What the task asks:
In the listing that follows, give every line again exactly and omit the pictures.
--- START ---
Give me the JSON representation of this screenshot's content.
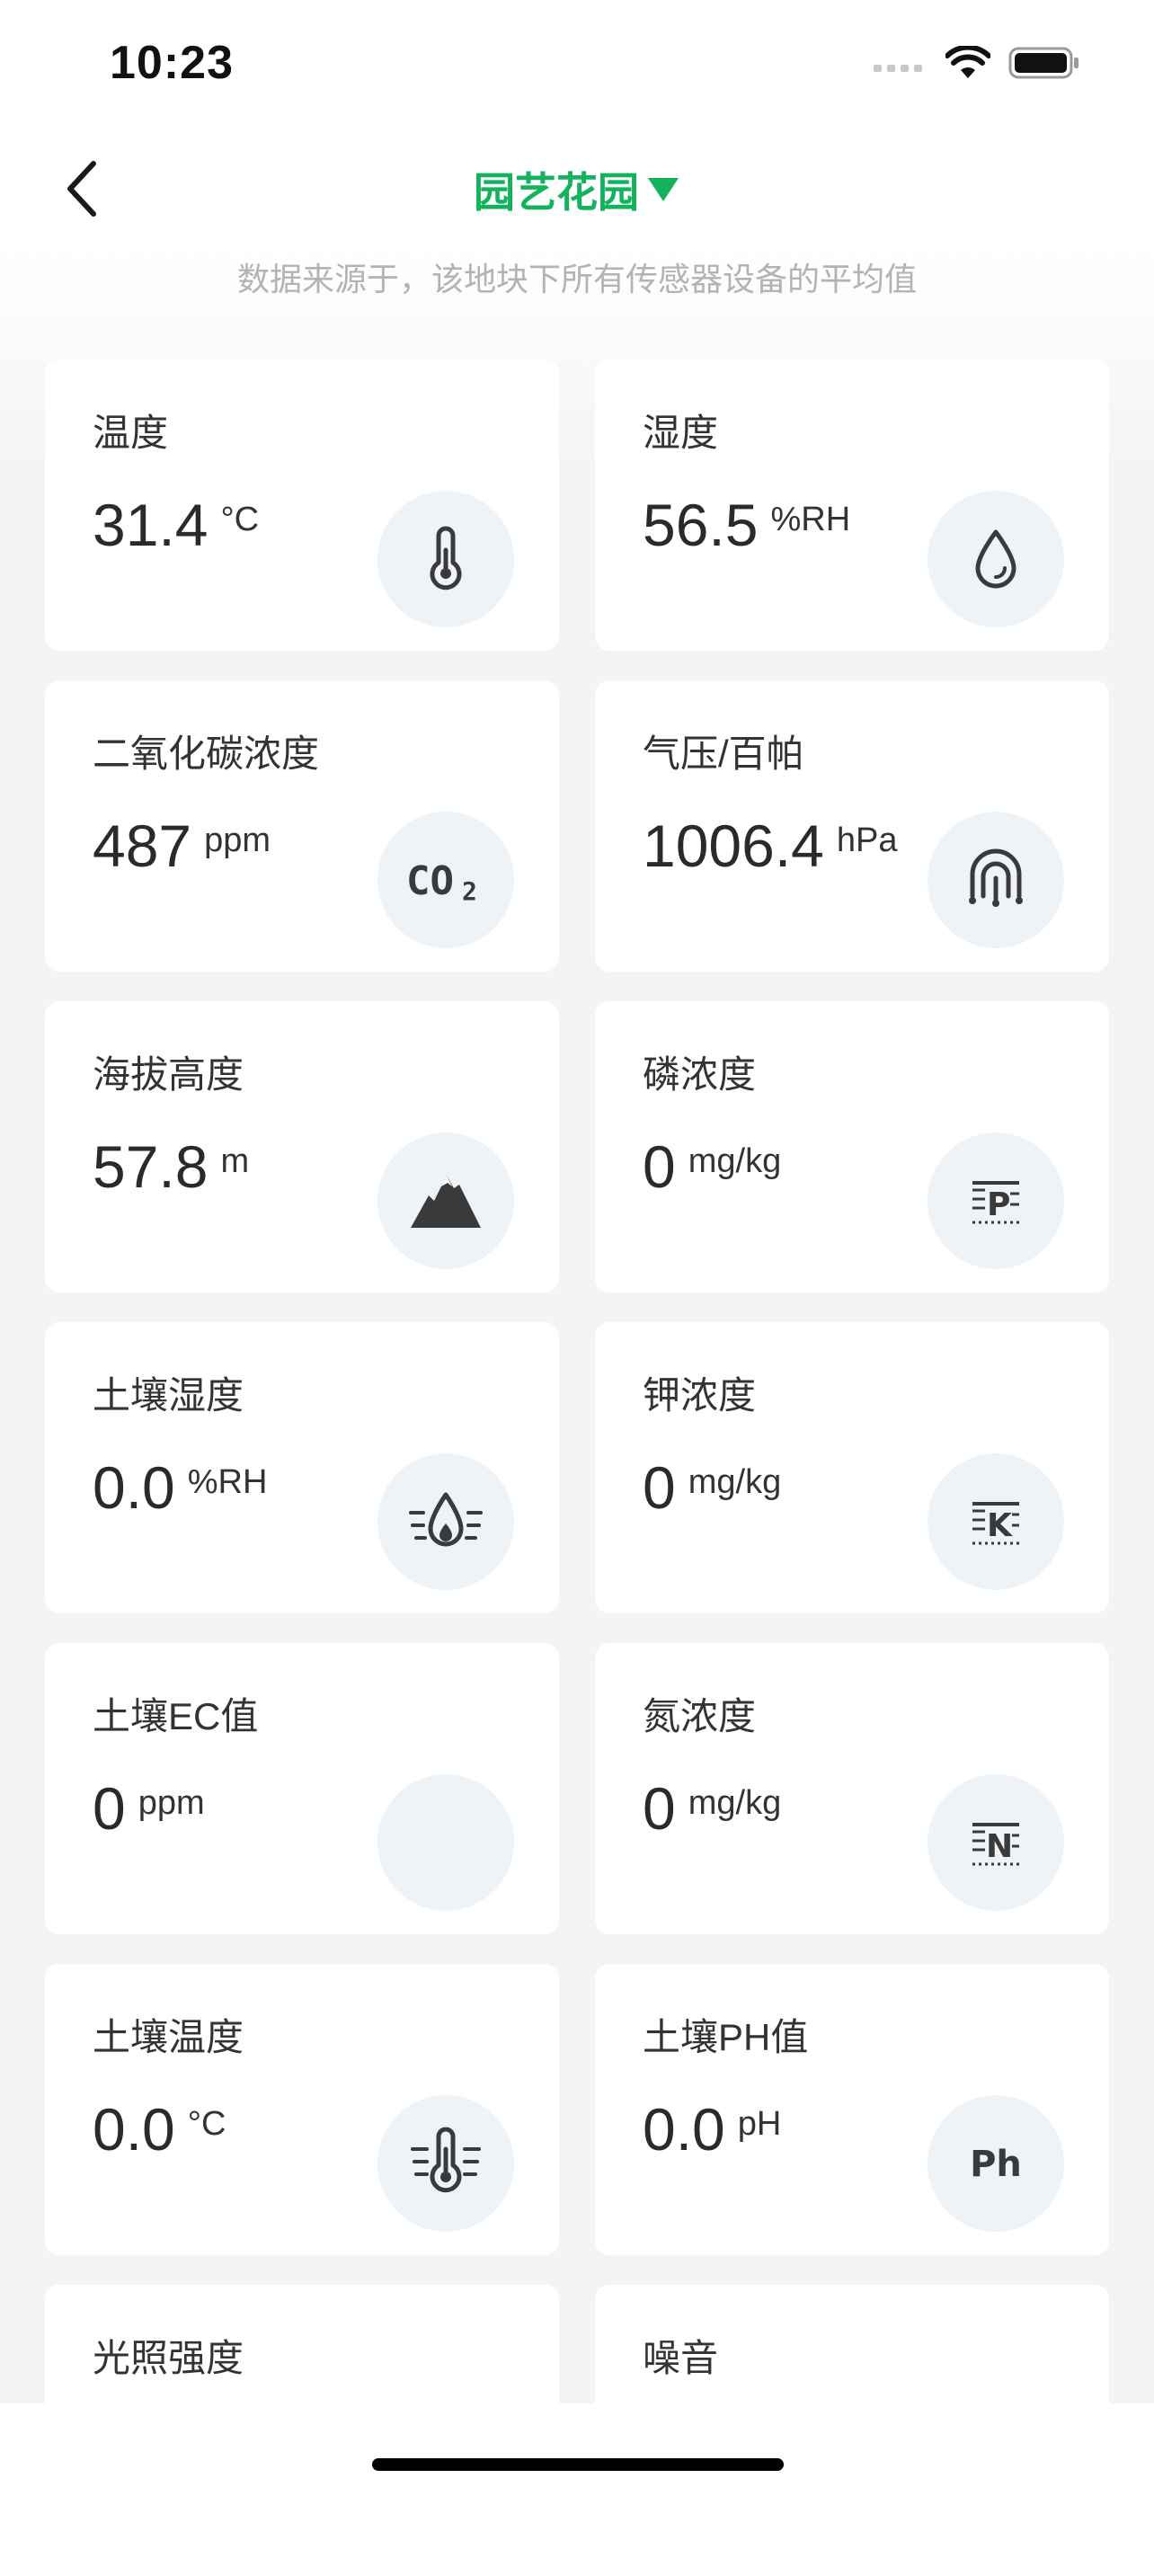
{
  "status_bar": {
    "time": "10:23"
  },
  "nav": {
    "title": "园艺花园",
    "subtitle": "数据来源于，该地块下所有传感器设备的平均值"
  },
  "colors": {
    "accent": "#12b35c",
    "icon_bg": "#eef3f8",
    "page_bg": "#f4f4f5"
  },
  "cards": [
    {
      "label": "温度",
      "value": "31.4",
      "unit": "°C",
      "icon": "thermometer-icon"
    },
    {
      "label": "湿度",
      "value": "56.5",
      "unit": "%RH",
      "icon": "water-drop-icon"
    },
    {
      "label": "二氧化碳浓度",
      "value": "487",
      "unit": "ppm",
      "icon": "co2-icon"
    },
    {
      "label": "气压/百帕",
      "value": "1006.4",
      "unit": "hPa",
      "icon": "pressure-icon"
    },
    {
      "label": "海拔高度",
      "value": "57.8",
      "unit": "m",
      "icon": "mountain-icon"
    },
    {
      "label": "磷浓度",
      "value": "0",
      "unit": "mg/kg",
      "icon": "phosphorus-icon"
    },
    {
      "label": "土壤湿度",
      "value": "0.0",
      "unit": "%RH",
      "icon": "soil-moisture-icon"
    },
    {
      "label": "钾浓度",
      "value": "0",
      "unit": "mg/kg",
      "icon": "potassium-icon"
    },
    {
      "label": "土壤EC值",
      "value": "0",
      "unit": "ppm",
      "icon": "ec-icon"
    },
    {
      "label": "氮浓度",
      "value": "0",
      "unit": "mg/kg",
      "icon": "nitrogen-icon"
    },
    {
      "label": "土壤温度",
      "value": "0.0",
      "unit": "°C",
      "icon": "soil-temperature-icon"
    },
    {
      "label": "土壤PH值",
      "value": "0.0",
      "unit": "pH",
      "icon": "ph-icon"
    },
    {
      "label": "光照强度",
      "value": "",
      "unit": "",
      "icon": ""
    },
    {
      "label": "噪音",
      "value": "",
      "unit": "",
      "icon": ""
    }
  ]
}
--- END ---
Expected output:
Give me the JSON representation of this screenshot's content.
{
  "status_bar": {
    "time": "10:23"
  },
  "nav": {
    "title": "园艺花园",
    "subtitle": "数据来源于，该地块下所有传感器设备的平均值"
  },
  "colors": {
    "accent": "#12b35c",
    "icon_bg": "#eef3f8",
    "page_bg": "#f4f4f5"
  },
  "cards": [
    {
      "label": "温度",
      "value": "31.4",
      "unit": "°C",
      "icon": "thermometer-icon"
    },
    {
      "label": "湿度",
      "value": "56.5",
      "unit": "%RH",
      "icon": "water-drop-icon"
    },
    {
      "label": "二氧化碳浓度",
      "value": "487",
      "unit": "ppm",
      "icon": "co2-icon"
    },
    {
      "label": "气压/百帕",
      "value": "1006.4",
      "unit": "hPa",
      "icon": "pressure-icon"
    },
    {
      "label": "海拔高度",
      "value": "57.8",
      "unit": "m",
      "icon": "mountain-icon"
    },
    {
      "label": "磷浓度",
      "value": "0",
      "unit": "mg/kg",
      "icon": "phosphorus-icon"
    },
    {
      "label": "土壤湿度",
      "value": "0.0",
      "unit": "%RH",
      "icon": "soil-moisture-icon"
    },
    {
      "label": "钾浓度",
      "value": "0",
      "unit": "mg/kg",
      "icon": "potassium-icon"
    },
    {
      "label": "土壤EC值",
      "value": "0",
      "unit": "ppm",
      "icon": "ec-icon"
    },
    {
      "label": "氮浓度",
      "value": "0",
      "unit": "mg/kg",
      "icon": "nitrogen-icon"
    },
    {
      "label": "土壤温度",
      "value": "0.0",
      "unit": "°C",
      "icon": "soil-temperature-icon"
    },
    {
      "label": "土壤PH值",
      "value": "0.0",
      "unit": "pH",
      "icon": "ph-icon"
    },
    {
      "label": "光照强度",
      "value": "",
      "unit": "",
      "icon": ""
    },
    {
      "label": "噪音",
      "value": "",
      "unit": "",
      "icon": ""
    }
  ]
}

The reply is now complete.